_What needs to be done:_ I'd like the data below restated word for word, with the pictures left out.

_Data in this exercise:_
·····

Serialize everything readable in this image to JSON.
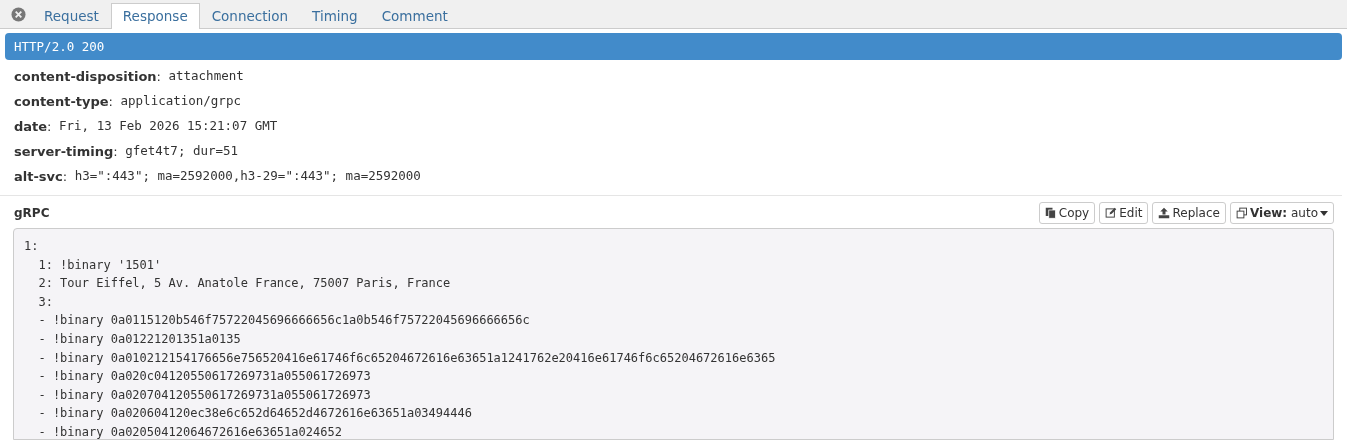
{
  "tabs": [
    {
      "label": "Request",
      "selected": false
    },
    {
      "label": "Response",
      "selected": true
    },
    {
      "label": "Connection",
      "selected": false
    },
    {
      "label": "Timing",
      "selected": false
    },
    {
      "label": "Comment",
      "selected": false
    }
  ],
  "status_line": "HTTP/2.0 200",
  "headers": [
    {
      "name": "**content-disposition**:",
      "value": "attachment"
    },
    {
      "name": "**content-type**:",
      "value": "application/grpc"
    },
    {
      "name": "**date**:",
      "value": "Fri, 13 Feb 2026 15:21:07 GMT"
    },
    {
      "name": "**server-timing**:",
      "value": "gfet4t7; dur=51"
    },
    {
      "name": "**alt-svc**:",
      "value": "h3=\":443\"; ma=2592000,h3-29=\":443\"; ma=2592000"
    }
  ],
  "body": {
    "title": "gRPC",
    "buttons": [
      {
        "kind": "copy",
        "label": "Copy"
      },
      {
        "kind": "edit",
        "label": "Edit"
      },
      {
        "kind": "replace",
        "label": "Replace"
      },
      {
        "kind": "view",
        "label": "**View:** auto"
      }
    ],
    "lines": [
      "1:",
      "  1: !binary '1501'",
      "  2: Tour Eiffel, 5 Av. Anatole France, 75007 Paris, France",
      "  3:",
      "  - !binary 0a0115120b546f75722045696666656c1a0b546f75722045696666656c",
      "  - !binary 0a01221201351a0135",
      "  - !binary 0a010212154176656e756520416e61746f6c65204672616e63651a1241762e20416e61746f6c65204672616e6365",
      "  - !binary 0a020c04120550617269731a055061726973",
      "  - !binary 0a020704120550617269731a055061726973",
      "  - !binary 0a020604120ec38e6c652d64652d4672616e63651a03494446",
      "  - !binary 0a02050412064672616e63651a024652"
    ]
  }
}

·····

_Result of this task:_
Serialize everything readable in this image to JSON.
{
  "tabs": [
    {
      "label": "Request",
      "selected": false
    },
    {
      "label": "Response",
      "selected": true
    },
    {
      "label": "Connection",
      "selected": false
    },
    {
      "label": "Timing",
      "selected": false
    },
    {
      "label": "Comment",
      "selected": false
    }
  ],
  "status_line": "HTTP/2.0 200",
  "headers": [
    {
      "name": "**content-disposition**:",
      "value": "attachment"
    },
    {
      "name": "**content-type**:",
      "value": "application/grpc"
    },
    {
      "name": "**date**:",
      "value": "Fri, 13 Feb 2026 15:21:07 GMT"
    },
    {
      "name": "**server-timing**:",
      "value": "gfet4t7; dur=51"
    },
    {
      "name": "**alt-svc**:",
      "value": "h3=\":443\"; ma=2592000,h3-29=\":443\"; ma=2592000"
    }
  ],
  "body": {
    "title": "gRPC",
    "buttons": [
      {
        "kind": "copy",
        "label": "Copy"
      },
      {
        "kind": "edit",
        "label": "Edit"
      },
      {
        "kind": "replace",
        "label": "Replace"
      },
      {
        "kind": "view",
        "label": "**View:** auto"
      }
    ],
    "lines": [
      "1:",
      "  1: !binary '1501'",
      "  2: Tour Eiffel, 5 Av. Anatole France, 75007 Paris, France",
      "  3:",
      "  - !binary 0a0115120b546f75722045696666656c1a0b546f75722045696666656c",
      "  - !binary 0a01221201351a0135",
      "  - !binary 0a010212154176656e756520416e61746f6c65204672616e63651a1241762e20416e61746f6c65204672616e6365",
      "  - !binary 0a020c04120550617269731a055061726973",
      "  - !binary 0a020704120550617269731a055061726973",
      "  - !binary 0a020604120ec38e6c652d64652d4672616e63651a03494446",
      "  - !binary 0a02050412064672616e63651a024652"
    ]
  }
}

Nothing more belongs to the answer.